Nov 12, 2022 by Larry Jordan, in The Way
I spent 25 years in the investment banking business, and people sometimes ask me about the economy. At breakfast with friends, someone asked me about the economy, and I answered with an awkward silence. My friend bailed me out. "He's a writer now. He's not a banker anymore."

Sometimes, things like that sneak up on you. In my forties, I started training for a marathon with the Leukemia & Lymphoma Society. I had never run before. People would ask, "Are you a runner?" and I would say, "No. I know a lot of runners, and I run a lot of miles with them a few days a week, but nothing serious. I only ran one marathon and a few half-marathons."  Invariably, they would say, "What are you talking about!? You are a runner."

So, I guess that I am a writer. This book has been such a blessing, no matter how many people read it -- I'm getting a fresh start, learning new things, and meeting new people, all relatively late in life. It turns out that writing a book is only part of the process. Designing, editing, and printing the book is another part. Holding author talks and discussion groups is another part. Managing blogs, Facebook pages, twitter accounts, and websites is another part.

"You should do an audio book." Yes, that's on my list.
"You should host a podcast." Yes, that's on my list.
"You should prepare a study guide." Yes, that's on my list.
"You should write another book." Yes, that's on my list, too.

At this point, writing is an avocation, not a vocation for me. Anyone who pursues writing as a vocation (and does it right) is spending a lot of time on this stuff.

Writers tell me that you have to do 100 things in hopes that something that you do breaks you out of the pack (but you never know which thing or things do it.) Writers who do it right are telling me that I am doing all of the right things, and that I am going above and beyond the call, at that.

Sometimes, it is really difficult to know what to do first and what to do next. Who knew that I needed an ISBN number before I could finish designing the book? Who knew that I needed a 500-word description of the book, an estimated publication date, and a list price for the book before I could get an ISBN number?

Several friends told me that I should print a few proofs of the books for author talks, book clubs, family and friends, and influencers.
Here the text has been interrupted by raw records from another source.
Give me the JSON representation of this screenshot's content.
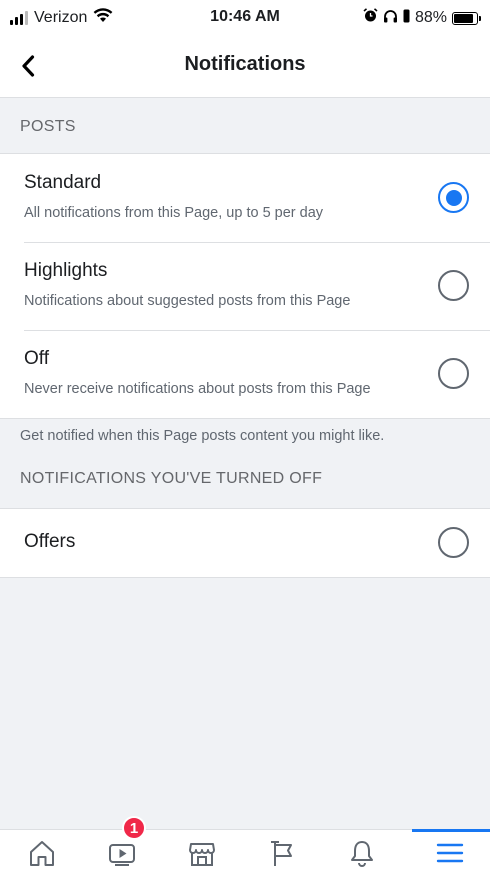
{
  "status_bar": {
    "carrier": "Verizon",
    "time": "10:46 AM",
    "battery": "88%",
    "battery_level": 0.88
  },
  "nav": {
    "title": "Notifications",
    "back_icon": "chevron-left-icon"
  },
  "posts_section": {
    "header": "POSTS",
    "options": [
      {
        "title": "Standard",
        "description": "All notifications from this Page, up to 5 per day",
        "selected": true
      },
      {
        "title": "Highlights",
        "description": "Notifications about suggested posts from this Page",
        "selected": false
      },
      {
        "title": "Off",
        "description": "Never receive notifications about posts from this Page",
        "selected": false
      }
    ],
    "footer": "Get notified when this Page posts content you might like."
  },
  "turned_off_section": {
    "header": "NOTIFICATIONS YOU'VE TURNED OFF",
    "options": [
      {
        "title": "Offers",
        "selected": false
      }
    ]
  },
  "tab_bar": {
    "tabs": [
      {
        "icon": "home-icon",
        "active": false
      },
      {
        "icon": "video-icon",
        "active": false,
        "badge": "1"
      },
      {
        "icon": "marketplace-icon",
        "active": false
      },
      {
        "icon": "pages-flag-icon",
        "active": false
      },
      {
        "icon": "bell-icon",
        "active": false
      },
      {
        "icon": "menu-icon",
        "active": true
      }
    ]
  },
  "colors": {
    "accent": "#1877f2",
    "badge": "#f02849",
    "background": "#f0f2f5"
  }
}
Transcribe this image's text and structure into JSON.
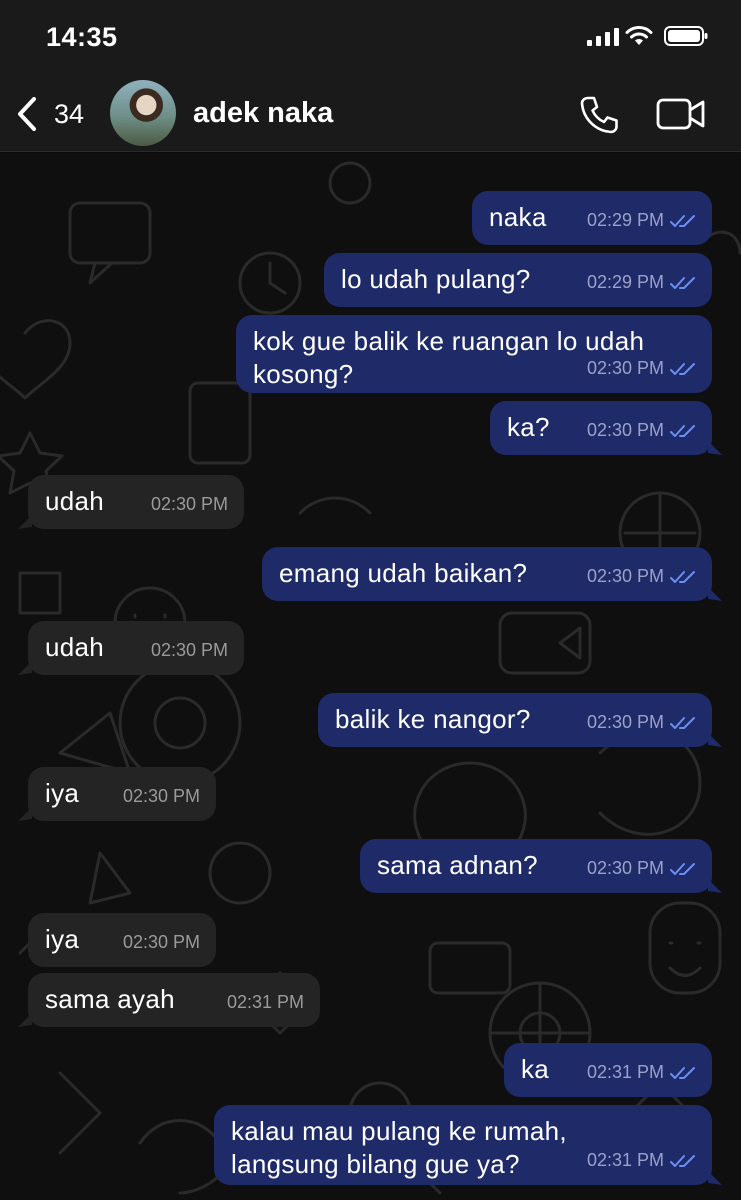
{
  "status_bar": {
    "time": "14:35"
  },
  "header": {
    "back_count": "34",
    "contact_name": "adek naka"
  },
  "colors": {
    "outgoing_bubble": "#1f2a68",
    "incoming_bubble": "#242424",
    "read_ticks": "#6b8ff0",
    "header_bg": "#1a1a1a"
  },
  "messages": [
    {
      "direction": "out",
      "text": "naka",
      "time": "02:29 PM",
      "status": "read"
    },
    {
      "direction": "out",
      "text": "lo udah pulang?",
      "time": "02:29 PM",
      "status": "read"
    },
    {
      "direction": "out",
      "text": "kok gue balik ke ruangan lo udah\nkosong?",
      "time": "02:30 PM",
      "status": "read"
    },
    {
      "direction": "out",
      "text": "ka?",
      "time": "02:30 PM",
      "status": "read"
    },
    {
      "direction": "in",
      "text": "udah",
      "time": "02:30 PM"
    },
    {
      "direction": "out",
      "text": "emang udah baikan?",
      "time": "02:30 PM",
      "status": "read"
    },
    {
      "direction": "in",
      "text": "udah",
      "time": "02:30 PM"
    },
    {
      "direction": "out",
      "text": "balik ke nangor?",
      "time": "02:30 PM",
      "status": "read"
    },
    {
      "direction": "in",
      "text": "iya",
      "time": "02:30 PM"
    },
    {
      "direction": "out",
      "text": "sama adnan?",
      "time": "02:30 PM",
      "status": "read"
    },
    {
      "direction": "in",
      "text": "iya",
      "time": "02:30 PM"
    },
    {
      "direction": "in",
      "text": "sama ayah",
      "time": "02:31 PM"
    },
    {
      "direction": "out",
      "text": "ka",
      "time": "02:31 PM",
      "status": "read"
    },
    {
      "direction": "out",
      "text": "kalau mau pulang ke rumah,\nlangsung bilang gue ya?",
      "time": "02:31 PM",
      "status": "read"
    }
  ]
}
That was good advice, and the more that people read the book and talk the book, the better equipped that I am to describe it and to pitch it.

At the same time, I do not want to get ahead of myself. When people ask where they can get a copy, the honest answer is "The trunk of my car." Since I should know whether I am publishing or self-publishing the book in six months or so, it will be easier to sell books when they are actually available.

Again, whether a lot of people read the book or not, I am really grateful to be setting off on a new adventure at this stage in my life.